By Sarah Marlin
VOX:WOM(A)N, a New Works Lab, directed by Lebo McKoena ’18, is a devised piece with an ensemble of six women. Combining elements of music, movement, and poetry into an empowering exploration of womanhood, VOX:WOM(A)N strives to unite the voices of a vast range of women. From Johannesburg, South Africa, Lebo McKoena owes a lot of her theatrical background to where she grew up. There, the theater was a place to go to be uncomfortable. She has been writing under her non-profit, Coconut Oreo Productions that she cofounded with a friend at Skidmore as a theater for social change and social awareness. I had the chance to sit down with McKoena and ask her a few questions about her work.
Marlin: So VOX: WOM(A)N, how did this start?
McKoena: I came up with it as part of a series that was originally called Dimensions. I was playing with amalgamating different voices of women onstage. Vox: Wom(a)n, because I’m exploring the voices of women and womanhood…The conception was to explore womanhood based off my own experience having been in South Africa… and find myself as a person and as a woman in a very volatile and trying time.
Marlin: Can you touch on the creative process?
McKoena: I had a general structure in my head and I had prompts [for the actors] that were essentially topics that I wanted to explore or that I was interested in discerning thoughts or feelings about. We come into rehearsal and I provide them with initial text that I developed myself. All of the text is real. I told them that the final script version was directed by me, but co-written by all of us. There is no fictional character about it.
Marlin: Are the actors being themselves?
McKoena: Yeah, essentially. They are being every woman. They are every woman.
Marlin: VOX:WOM(A)N is devised. What was the baseline for all of your work at the start of your process?
McKoena: I wanted to collect and illuminate voices. I’m actually so happy with how it has turned out. I see the women, my cast. I see pieces of them and that’s what excites me. I told my class that this has been a very healing experience for me. I literally had to do this. I’ve always used theater to “make sense of,” make sense of the past few months of my personal life.
Marlin: What can the audience expect to experience when seeing VOX: WOM(A)N?
McKoena: When you come to see Vox: Wom(a)n you are essentially accepting an invitation by us to come into our reflective spaces. The audience will come in and they will be part of a reflection. We did not adhere to traditional components or elements of theater. We are creating our own world. It’s going to be very intimate.
Marlin: So the ensemble that you have right now makes the show what it is?

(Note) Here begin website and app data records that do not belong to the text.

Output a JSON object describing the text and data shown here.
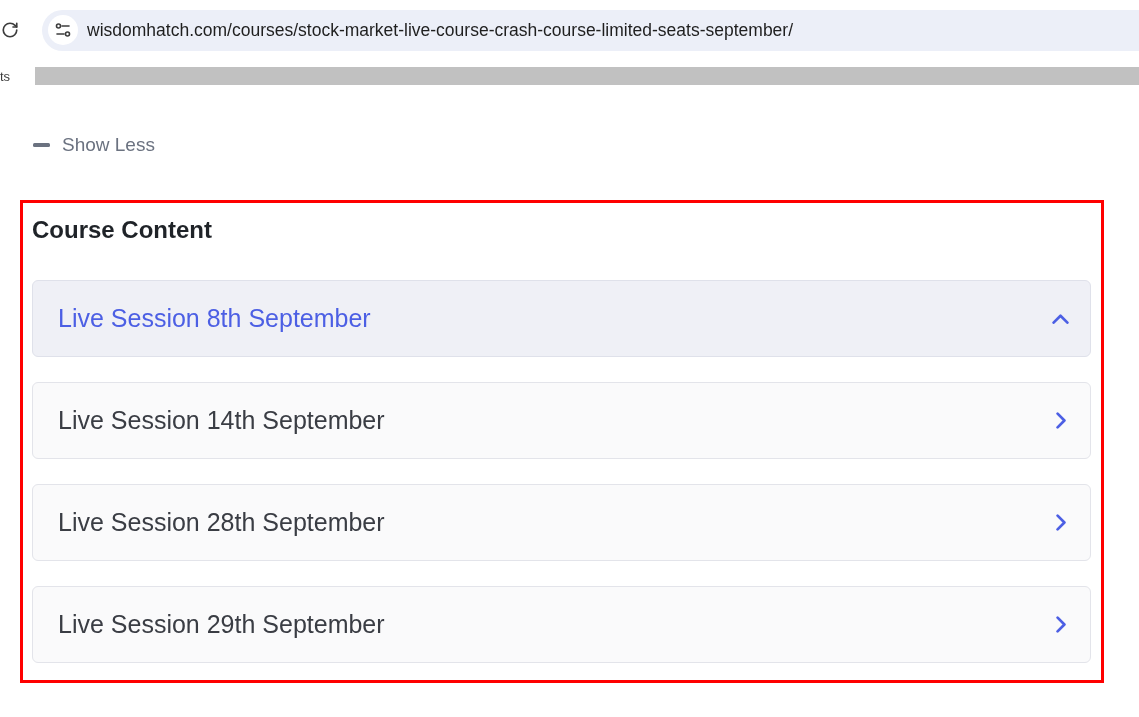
{
  "browser": {
    "url": "wisdomhatch.com/courses/stock-market-live-course-crash-course-limited-seats-september/",
    "bookmark_fragment": "ts"
  },
  "toggle": {
    "label": "Show Less",
    "expanded": true
  },
  "course_content": {
    "title": "Course Content",
    "sections": [
      {
        "title": "Live Session 8th September",
        "expanded": true
      },
      {
        "title": "Live Session 14th September",
        "expanded": false
      },
      {
        "title": "Live Session 28th September",
        "expanded": false
      },
      {
        "title": "Live Session 29th September",
        "expanded": false
      }
    ]
  }
}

McKoena: Yeah, if I had different women it would be different. These devised pieces always reflect the people you devise them with. If I were going to workshop this piece and go develop in Malawi, and Namibia with Namibian women, or anyone in Africa for that matter, it would be different. Women in Asia would be different. Something about that, I really like. Then it can be a global reflection. A global collective reflection. Each time I send it to a place, there will always be a piece of the people.
Marlin: And a piece of you?

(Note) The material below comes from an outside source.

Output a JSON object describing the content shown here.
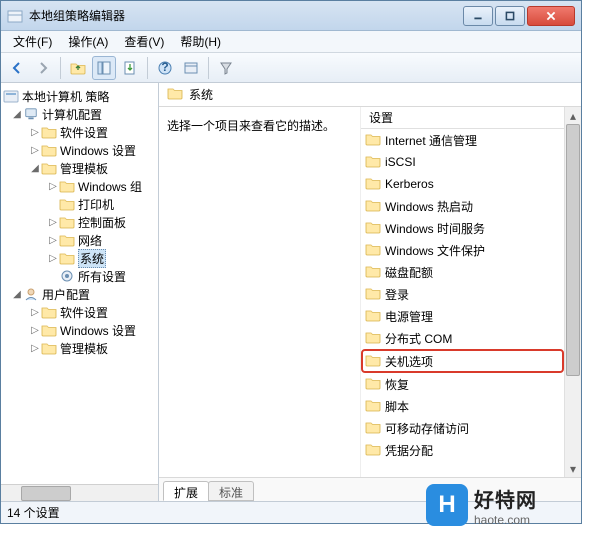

McKoena: Yeah always, always. There is never any running away from how much [of] yourself is always in a piece.
Marlin: Why VOX: WOM(A)N here and now?
McKoena: Honestly, because I was that very confused woman. It was healing, especially right now… I’m not the only one.

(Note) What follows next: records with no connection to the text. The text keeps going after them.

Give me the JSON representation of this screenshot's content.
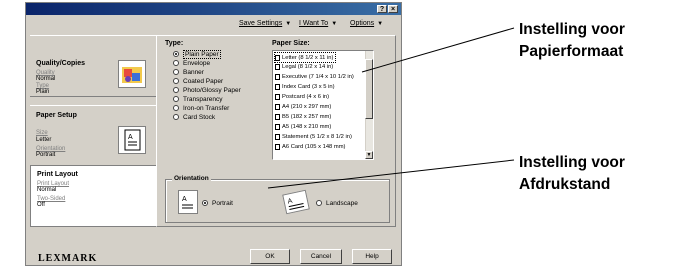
{
  "window": {
    "help_glyph": "?",
    "close_glyph": "×",
    "menus": [
      {
        "label": "Save Settings",
        "icon": "chevron-down-icon"
      },
      {
        "label": "I Want To",
        "icon": "chevron-down-icon"
      },
      {
        "label": "Options",
        "icon": "chevron-down-icon"
      }
    ]
  },
  "sidebar": {
    "sections": [
      {
        "title": "Quality/Copies",
        "fields": [
          {
            "label": "Quality",
            "value": "Normal"
          },
          {
            "label": "Type",
            "value": "Plain"
          }
        ]
      },
      {
        "title": "Paper Setup",
        "fields": [
          {
            "label": "Size",
            "value": "Letter"
          },
          {
            "label": "Orientation",
            "value": "Portrait"
          }
        ]
      },
      {
        "title": "Print Layout",
        "fields": [
          {
            "label": "Print Layout",
            "value": "Normal"
          },
          {
            "label": "Two-Sided",
            "value": "Off"
          }
        ]
      }
    ]
  },
  "paper_type": {
    "label": "Type:",
    "options": [
      "Plain Paper",
      "Envelope",
      "Banner",
      "Coated Paper",
      "Photo/Glossy Paper",
      "Transparency",
      "Iron-on Transfer",
      "Card Stock"
    ],
    "selected": "Plain Paper"
  },
  "paper_size": {
    "label": "Paper Size:",
    "options": [
      "Letter (8 1/2 x 11 in)",
      "Legal (8 1/2 x 14 in)",
      "Executive (7 1/4 x 10 1/2 in)",
      "Index Card (3 x 5 in)",
      "Postcard (4 x 6 in)",
      "A4 (210 x 297 mm)",
      "B5 (182 x 257 mm)",
      "A5 (148 x 210 mm)",
      "Statement (5 1/2 x 8 1/2 in)",
      "A6 Card (105 x 148 mm)"
    ],
    "selected": "Letter (8 1/2 x 11 in)"
  },
  "orientation": {
    "title": "Orientation",
    "options": [
      "Portrait",
      "Landscape"
    ],
    "selected": "Portrait"
  },
  "footer": {
    "logo": "LEXMARK",
    "buttons": [
      "OK",
      "Cancel",
      "Help"
    ]
  },
  "annotations": {
    "paper_size_line1": "Instelling voor",
    "paper_size_line2": "Papierformaat",
    "orientation_line1": "Instelling voor",
    "orientation_line2": "Afdrukstand"
  },
  "colors": {
    "titlebar": "#0a246a",
    "dialog": "#d4d0c8"
  }
}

Marlin: The only one?
McKoena: Yeah the only one dealing with stuff. There is no way I am. I can’t bring myself to believe that. The only thing I have much of an opinion about is being a woman because I am one. I don’t like creating work that I am not connected to. Authenticity is very big for me. I am a woman and I know that struggle, that beauty, that privilege, or however you want to look at it. I know that best.